Longtime winner in this category Mike Hostilo has finally been dethroned, but he shouldn't feel too bad about it. The whole nation is now aware of the legal leviathan and judicial juggernaut that is Jamie Casino and his amazing two-year run of widely-viewed viral Super Bowl ads.
While the world is full of cheesy lawyer ads, everyone clued in pretty quick that these two-minute spots were something different.
The first ad told the story of Casino’s transformation from defense attorney to crimefighter after the murder of his brother. The second ad, this year, delved further into local politics and police corruption – even quoting Connect Savannah prominently.

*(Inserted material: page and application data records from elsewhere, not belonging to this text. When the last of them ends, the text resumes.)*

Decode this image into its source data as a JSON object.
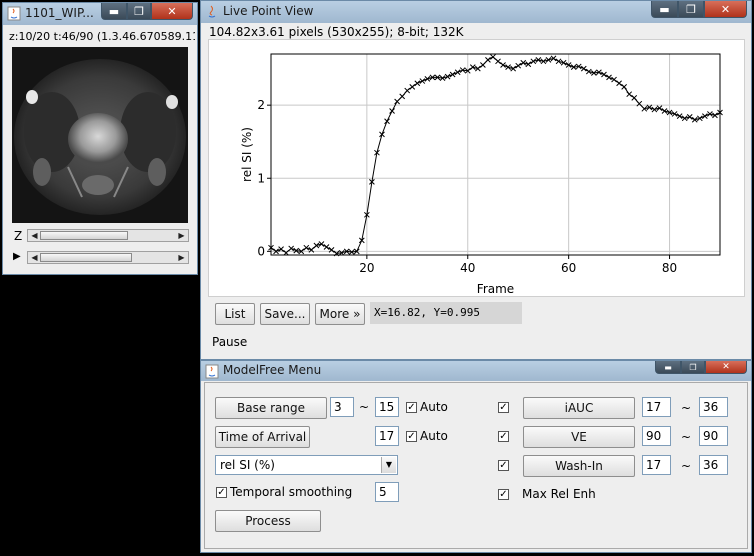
{
  "image_window": {
    "title": "1101_WIP...",
    "info": "z:10/20 t:46/90 (1.3.46.670589.11",
    "z_label": "Z",
    "t_label": "▶"
  },
  "plot_window": {
    "title": "Live Point View",
    "info": "104.82x3.61 pixels (530x255); 8-bit; 132K",
    "buttons": {
      "list": "List",
      "save": "Save...",
      "more": "More »"
    },
    "coords": "X=16.82, Y=0.995",
    "status": "Pause"
  },
  "menu_window": {
    "title": "ModelFree Menu",
    "base_range_label": "Base range",
    "base_from": "3",
    "base_to": "15",
    "auto_label": "Auto",
    "toa_label": "Time of Arrival",
    "toa_value": "17",
    "auto2_label": "Auto",
    "measure_select": "rel SI (%)",
    "temporal_label": "Temporal smoothing",
    "temporal_value": "5",
    "process_label": "Process",
    "iauc_label": "iAUC",
    "iauc_from": "17",
    "iauc_to": "36",
    "ve_label": "VE",
    "ve_from": "90",
    "ve_to": "90",
    "washin_label": "Wash-In",
    "washin_from": "17",
    "washin_to": "36",
    "maxrel_label": "Max Rel Enh",
    "tilde": "~"
  },
  "chart_data": {
    "type": "line",
    "title": "",
    "xlabel": "Frame",
    "ylabel": "rel SI (%)",
    "xlim": [
      1,
      90
    ],
    "ylim": [
      -0.05,
      2.7
    ],
    "xticks": [
      20,
      40,
      60,
      80
    ],
    "yticks": [
      0,
      1,
      2
    ],
    "grid": true,
    "marker": "x",
    "series": [
      {
        "x": [
          1,
          2,
          3,
          4,
          5,
          6,
          7,
          8,
          9,
          10,
          11,
          12,
          13,
          14,
          15,
          16,
          17,
          18,
          19,
          20,
          21,
          22,
          23,
          24,
          25,
          26,
          27,
          28,
          29,
          30,
          31,
          32,
          33,
          34,
          35,
          36,
          37,
          38,
          39,
          40,
          41,
          42,
          43,
          44,
          45,
          46,
          47,
          48,
          49,
          50,
          51,
          52,
          53,
          54,
          55,
          56,
          57,
          58,
          59,
          60,
          61,
          62,
          63,
          64,
          65,
          66,
          67,
          68,
          69,
          70,
          71,
          72,
          73,
          74,
          75,
          76,
          77,
          78,
          79,
          80,
          81,
          82,
          83,
          84,
          85,
          86,
          87,
          88,
          89,
          90
        ],
        "y": [
          0.05,
          0.0,
          0.03,
          -0.02,
          0.04,
          0.01,
          0.0,
          0.05,
          0.02,
          0.08,
          0.1,
          0.06,
          0.02,
          -0.03,
          -0.02,
          0.0,
          -0.01,
          0.0,
          0.15,
          0.5,
          0.95,
          1.35,
          1.6,
          1.78,
          1.92,
          2.05,
          2.12,
          2.2,
          2.25,
          2.3,
          2.33,
          2.36,
          2.38,
          2.38,
          2.37,
          2.39,
          2.42,
          2.45,
          2.48,
          2.47,
          2.52,
          2.5,
          2.55,
          2.62,
          2.66,
          2.6,
          2.55,
          2.52,
          2.5,
          2.54,
          2.58,
          2.56,
          2.6,
          2.62,
          2.6,
          2.62,
          2.64,
          2.6,
          2.58,
          2.55,
          2.52,
          2.53,
          2.5,
          2.46,
          2.44,
          2.45,
          2.42,
          2.38,
          2.35,
          2.3,
          2.25,
          2.15,
          2.1,
          2.02,
          1.95,
          1.97,
          1.94,
          1.96,
          1.92,
          1.9,
          1.88,
          1.85,
          1.82,
          1.84,
          1.8,
          1.82,
          1.85,
          1.88,
          1.86,
          1.9
        ]
      }
    ]
  }
}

“Your article hit exactly how most of us feel,” Casino tells us. “Local politicians are bullying us into accepting things we shouldn’t have to accept. We need more people to step up and open their mouths about the negligent, self-serving people running the local government.”

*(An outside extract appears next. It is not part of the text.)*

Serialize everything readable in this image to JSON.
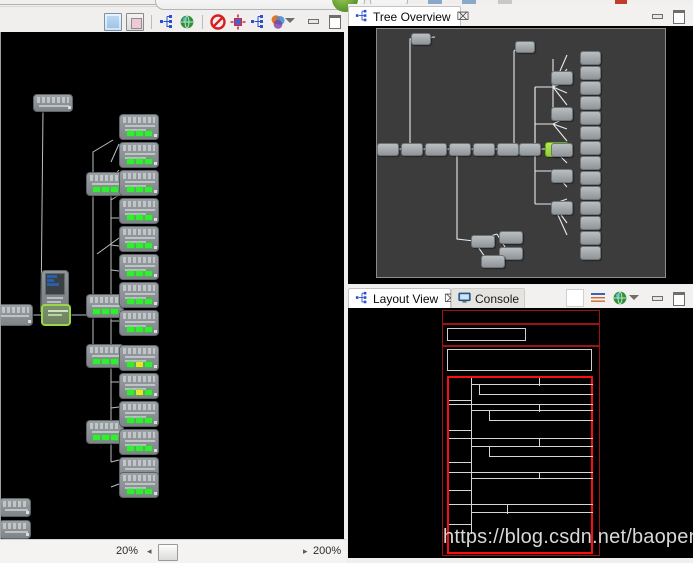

For Casino, the rapid and complete fall of former Police Chief Willie Lovett represents, if not closure, at least vindication.

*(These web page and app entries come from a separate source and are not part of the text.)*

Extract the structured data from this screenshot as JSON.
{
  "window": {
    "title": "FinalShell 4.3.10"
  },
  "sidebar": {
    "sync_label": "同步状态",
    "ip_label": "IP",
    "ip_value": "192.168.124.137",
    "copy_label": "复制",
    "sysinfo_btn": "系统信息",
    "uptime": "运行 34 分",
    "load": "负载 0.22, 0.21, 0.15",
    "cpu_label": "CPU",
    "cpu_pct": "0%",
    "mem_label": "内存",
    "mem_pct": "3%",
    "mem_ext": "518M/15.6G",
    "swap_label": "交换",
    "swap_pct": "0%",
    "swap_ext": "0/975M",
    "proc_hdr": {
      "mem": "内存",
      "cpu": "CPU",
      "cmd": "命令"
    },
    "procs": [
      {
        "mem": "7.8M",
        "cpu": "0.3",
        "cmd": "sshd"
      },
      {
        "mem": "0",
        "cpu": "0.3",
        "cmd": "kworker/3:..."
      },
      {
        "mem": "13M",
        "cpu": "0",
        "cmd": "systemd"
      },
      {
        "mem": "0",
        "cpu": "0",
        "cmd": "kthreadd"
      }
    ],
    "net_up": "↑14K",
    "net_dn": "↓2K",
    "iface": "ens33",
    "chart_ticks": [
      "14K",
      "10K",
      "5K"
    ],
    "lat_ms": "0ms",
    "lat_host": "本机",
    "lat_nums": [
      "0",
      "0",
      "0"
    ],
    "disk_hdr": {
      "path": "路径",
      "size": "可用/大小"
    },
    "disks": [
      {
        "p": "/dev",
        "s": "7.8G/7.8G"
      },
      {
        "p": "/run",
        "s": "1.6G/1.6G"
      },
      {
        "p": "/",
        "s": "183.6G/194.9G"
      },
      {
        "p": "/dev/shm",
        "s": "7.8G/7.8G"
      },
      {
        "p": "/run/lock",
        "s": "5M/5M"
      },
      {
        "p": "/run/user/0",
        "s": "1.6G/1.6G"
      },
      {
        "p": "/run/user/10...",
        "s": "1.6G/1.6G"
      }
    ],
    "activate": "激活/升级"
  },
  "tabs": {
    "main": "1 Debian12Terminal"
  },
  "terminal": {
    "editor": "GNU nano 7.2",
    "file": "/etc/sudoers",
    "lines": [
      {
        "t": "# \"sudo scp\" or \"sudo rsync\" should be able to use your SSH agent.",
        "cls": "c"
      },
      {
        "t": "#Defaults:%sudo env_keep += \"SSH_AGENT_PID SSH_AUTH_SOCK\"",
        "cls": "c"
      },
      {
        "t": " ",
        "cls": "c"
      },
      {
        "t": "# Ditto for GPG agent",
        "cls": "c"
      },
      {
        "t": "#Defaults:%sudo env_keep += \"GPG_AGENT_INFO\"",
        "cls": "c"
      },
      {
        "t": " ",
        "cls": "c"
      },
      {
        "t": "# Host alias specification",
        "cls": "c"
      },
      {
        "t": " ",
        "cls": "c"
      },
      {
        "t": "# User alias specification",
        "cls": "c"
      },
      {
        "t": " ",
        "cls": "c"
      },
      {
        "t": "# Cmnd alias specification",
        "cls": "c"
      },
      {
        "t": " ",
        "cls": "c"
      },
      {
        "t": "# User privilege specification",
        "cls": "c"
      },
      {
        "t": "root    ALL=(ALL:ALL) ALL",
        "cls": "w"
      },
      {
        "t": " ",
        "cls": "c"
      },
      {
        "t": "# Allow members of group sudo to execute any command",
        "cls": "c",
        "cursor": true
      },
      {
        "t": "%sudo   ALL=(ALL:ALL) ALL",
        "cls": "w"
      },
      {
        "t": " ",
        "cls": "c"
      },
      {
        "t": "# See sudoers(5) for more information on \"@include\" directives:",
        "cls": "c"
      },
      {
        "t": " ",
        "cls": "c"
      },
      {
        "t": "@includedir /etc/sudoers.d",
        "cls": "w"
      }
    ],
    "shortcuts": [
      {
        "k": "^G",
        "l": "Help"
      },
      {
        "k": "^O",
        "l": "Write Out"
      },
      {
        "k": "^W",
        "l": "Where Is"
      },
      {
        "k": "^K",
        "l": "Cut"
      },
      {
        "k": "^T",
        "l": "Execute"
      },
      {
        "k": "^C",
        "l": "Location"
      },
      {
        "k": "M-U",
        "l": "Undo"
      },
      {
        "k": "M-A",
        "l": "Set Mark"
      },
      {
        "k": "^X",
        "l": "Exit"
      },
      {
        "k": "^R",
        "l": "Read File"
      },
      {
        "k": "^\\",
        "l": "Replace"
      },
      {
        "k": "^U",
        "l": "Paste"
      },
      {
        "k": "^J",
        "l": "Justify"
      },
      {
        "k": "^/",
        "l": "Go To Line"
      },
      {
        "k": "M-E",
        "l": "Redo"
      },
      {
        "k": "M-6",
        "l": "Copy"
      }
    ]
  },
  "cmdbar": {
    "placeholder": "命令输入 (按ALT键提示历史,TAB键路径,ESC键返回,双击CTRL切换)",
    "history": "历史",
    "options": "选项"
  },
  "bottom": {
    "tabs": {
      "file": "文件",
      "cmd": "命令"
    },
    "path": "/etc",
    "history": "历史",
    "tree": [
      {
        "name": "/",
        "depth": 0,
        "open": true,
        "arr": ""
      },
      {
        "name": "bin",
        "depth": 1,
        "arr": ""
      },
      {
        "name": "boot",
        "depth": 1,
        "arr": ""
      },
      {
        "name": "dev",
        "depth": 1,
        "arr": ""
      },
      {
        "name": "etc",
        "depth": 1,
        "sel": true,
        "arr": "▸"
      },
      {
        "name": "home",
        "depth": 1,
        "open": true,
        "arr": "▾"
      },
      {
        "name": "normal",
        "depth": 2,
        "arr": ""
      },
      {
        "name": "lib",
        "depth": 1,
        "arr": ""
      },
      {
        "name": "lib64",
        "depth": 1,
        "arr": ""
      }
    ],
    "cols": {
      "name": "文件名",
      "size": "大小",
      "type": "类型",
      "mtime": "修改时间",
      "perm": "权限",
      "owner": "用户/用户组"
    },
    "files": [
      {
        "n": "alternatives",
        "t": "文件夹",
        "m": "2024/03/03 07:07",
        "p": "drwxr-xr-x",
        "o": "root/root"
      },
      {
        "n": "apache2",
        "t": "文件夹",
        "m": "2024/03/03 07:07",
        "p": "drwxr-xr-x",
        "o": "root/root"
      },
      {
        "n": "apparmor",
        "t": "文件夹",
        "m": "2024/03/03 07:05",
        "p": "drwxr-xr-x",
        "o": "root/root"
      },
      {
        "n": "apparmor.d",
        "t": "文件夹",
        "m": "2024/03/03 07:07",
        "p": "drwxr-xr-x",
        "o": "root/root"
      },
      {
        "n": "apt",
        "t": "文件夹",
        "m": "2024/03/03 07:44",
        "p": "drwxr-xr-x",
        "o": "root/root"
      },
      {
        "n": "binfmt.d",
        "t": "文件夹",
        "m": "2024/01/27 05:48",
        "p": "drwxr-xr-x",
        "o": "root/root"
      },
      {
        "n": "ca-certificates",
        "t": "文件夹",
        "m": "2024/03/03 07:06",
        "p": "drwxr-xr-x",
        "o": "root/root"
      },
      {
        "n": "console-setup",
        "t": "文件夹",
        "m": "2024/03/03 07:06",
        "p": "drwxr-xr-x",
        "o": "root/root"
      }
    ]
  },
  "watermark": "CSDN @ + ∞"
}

Lovett was Chief when Casino’s brother Michael Biancosino was shot along with Emily Pickels in their car in 2012. The Chief infamously—and inexplicably—announced to the media that “no innocent persons were targeted.”
Now, one alleged shooter is dead of a shooting himself and his accomplice is on trial.
“The whole trial speaks to Lovett himself and how disingenuous and hurtful his statements were, and how deceptive,” Casino says. “I called the lead detective on the case and he said he had no idea Lovett had even made the statement, nor had the detective been consulted. The detective said ‘they didn’t do anything wrong that we could see.’”
As for the now-legendary Super Bowl ads, Casino says they actually come “from a very spiritual Christian position.”
“I look at that not so much as an advertisement as much as doing the right thing. I had the opportunity to basically call someone out that really needed it,” Casino says.
“I got the idea right around Christmas. I saw my mom’s face, and she was just broken. Then I thought of Lovett sitting at home enjoying his big fat pension, and I was determined not to let that slide.”
As for the current state of crime in the City of Savannah, Casino says “You’d have to be a moron to say all that corruption didn’t have the effect of increasing crime. Criminals see corruption and take advantage of it.”
On the upcoming elections, Casino is also typically blunt:
“Things have spiraled out of control, and it’s costing this city big time. The department is still in shambles. This City Council and these County Commissioners don’t want to put any more money into the police department. They turned a blind eye to bullying and corruption and we’re all now paying for it on multiple fronts,” he says.
“We need a full slate of challengers and wipe all those people out of here,” he concludes. —Jim Morekis
Runner-up: Mike Hostilo